Word for word, write out all the entries below, omitting every picture.

# Records for the exercise:
'''

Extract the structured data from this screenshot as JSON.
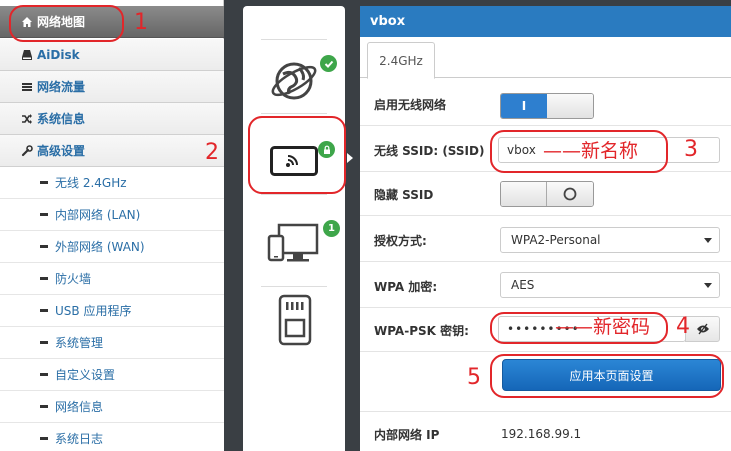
{
  "sidebar": {
    "main_items": [
      {
        "label": "网络地图",
        "icon": "home-icon"
      },
      {
        "label": "AiDisk",
        "icon": "disk-icon"
      },
      {
        "label": "网络流量",
        "icon": "list-icon"
      },
      {
        "label": "系统信息",
        "icon": "shuffle-icon"
      },
      {
        "label": "高级设置",
        "icon": "wrench-icon"
      }
    ],
    "sub_items": [
      {
        "label": "无线 2.4GHz"
      },
      {
        "label": "内部网络 (LAN)"
      },
      {
        "label": "外部网络 (WAN)"
      },
      {
        "label": "防火墙"
      },
      {
        "label": "USB 应用程序"
      },
      {
        "label": "系统管理"
      },
      {
        "label": "自定义设置"
      },
      {
        "label": "网络信息"
      },
      {
        "label": "系统日志"
      }
    ]
  },
  "iconcol": {
    "tiles": [
      {
        "name": "internet-globe-icon",
        "badge": "check"
      },
      {
        "name": "wireless-phone-icon",
        "badge": "lock"
      },
      {
        "name": "clients-devices-icon",
        "badge": "1"
      },
      {
        "name": "sd-card-icon"
      }
    ]
  },
  "panel": {
    "title": "vbox",
    "tab": "2.4GHz",
    "rows": {
      "enable_label": "启用无线网络",
      "enable_on_text": "I",
      "ssid_label": "无线 SSID: (SSID)",
      "ssid_value": "vbox",
      "hide_label": "隐藏 SSID",
      "auth_label": "授权方式:",
      "auth_value": "WPA2-Personal",
      "enc_label": "WPA 加密:",
      "enc_value": "AES",
      "psk_label": "WPA-PSK 密钥:",
      "psk_value": "•••••••••",
      "apply_label": "应用本页面设置",
      "lan_ip_label": "内部网络 IP",
      "lan_ip_value": "192.168.99.1"
    }
  },
  "annotations": {
    "nums": [
      "1",
      "2",
      "3",
      "4",
      "5"
    ],
    "ssid_note": "——新名称",
    "psk_note": "——新密码"
  },
  "colors": {
    "accent": "#2a7bc0",
    "annotation": "#e2262a",
    "badge": "#3ea64a"
  }
}
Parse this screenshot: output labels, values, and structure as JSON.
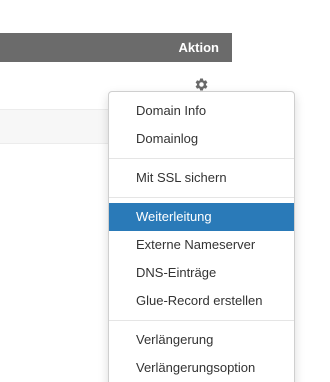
{
  "table": {
    "header_label": "Aktion"
  },
  "gear_icon": "gear-icon",
  "menu": {
    "group1": [
      "Domain Info",
      "Domainlog"
    ],
    "group2": [
      "Mit SSL sichern"
    ],
    "group3": [
      "Weiterleitung",
      "Externe Nameserver",
      "DNS-Einträge",
      "Glue-Record erstellen"
    ],
    "group4": [
      "Verlängerung",
      "Verlängerungsoption"
    ]
  },
  "colors": {
    "header_bg": "#6b6b6b",
    "active_bg": "#2a7ab8"
  }
}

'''

# Exercise output:
Extract the structured data from this screenshot as JSON.
{
  "sidebar": {
    "main_items": [
      {
        "label": "网络地图",
        "icon": "home-icon"
      },
      {
        "label": "AiDisk",
        "icon": "disk-icon"
      },
      {
        "label": "网络流量",
        "icon": "list-icon"
      },
      {
        "label": "系统信息",
        "icon": "shuffle-icon"
      },
      {
        "label": "高级设置",
        "icon": "wrench-icon"
      }
    ],
    "sub_items": [
      {
        "label": "无线 2.4GHz"
      },
      {
        "label": "内部网络 (LAN)"
      },
      {
        "label": "外部网络 (WAN)"
      },
      {
        "label": "防火墙"
      },
      {
        "label": "USB 应用程序"
      },
      {
        "label": "系统管理"
      },
      {
        "label": "自定义设置"
      },
      {
        "label": "网络信息"
      },
      {
        "label": "系统日志"
      }
    ]
  },
  "iconcol": {
    "tiles": [
      {
        "name": "internet-globe-icon",
        "badge": "check"
      },
      {
        "name": "wireless-phone-icon",
        "badge": "lock"
      },
      {
        "name": "clients-devices-icon",
        "badge": "1"
      },
      {
        "name": "sd-card-icon"
      }
    ]
  },
  "panel": {
    "title": "vbox",
    "tab": "2.4GHz",
    "rows": {
      "enable_label": "启用无线网络",
      "enable_on_text": "I",
      "ssid_label": "无线 SSID: (SSID)",
      "ssid_value": "vbox",
      "hide_label": "隐藏 SSID",
      "auth_label": "授权方式:",
      "auth_value": "WPA2-Personal",
      "enc_label": "WPA 加密:",
      "enc_value": "AES",
      "psk_label": "WPA-PSK 密钥:",
      "psk_value": "•••••••••",
      "apply_label": "应用本页面设置",
      "lan_ip_label": "内部网络 IP",
      "lan_ip_value": "192.168.99.1"
    }
  },
  "annotations": {
    "nums": [
      "1",
      "2",
      "3",
      "4",
      "5"
    ],
    "ssid_note": "——新名称",
    "psk_note": "——新密码"
  },
  "colors": {
    "accent": "#2a7bc0",
    "annotation": "#e2262a",
    "badge": "#3ea64a"
  }
}
Parse this screenshot: output labels, values, and structure as JSON.
{
  "table": {
    "header_label": "Aktion"
  },
  "gear_icon": "gear-icon",
  "menu": {
    "group1": [
      "Domain Info",
      "Domainlog"
    ],
    "group2": [
      "Mit SSL sichern"
    ],
    "group3": [
      "Weiterleitung",
      "Externe Nameserver",
      "DNS-Einträge",
      "Glue-Record erstellen"
    ],
    "group4": [
      "Verlängerung",
      "Verlängerungsoption"
    ]
  },
  "colors": {
    "header_bg": "#6b6b6b",
    "active_bg": "#2a7ab8"
  }
}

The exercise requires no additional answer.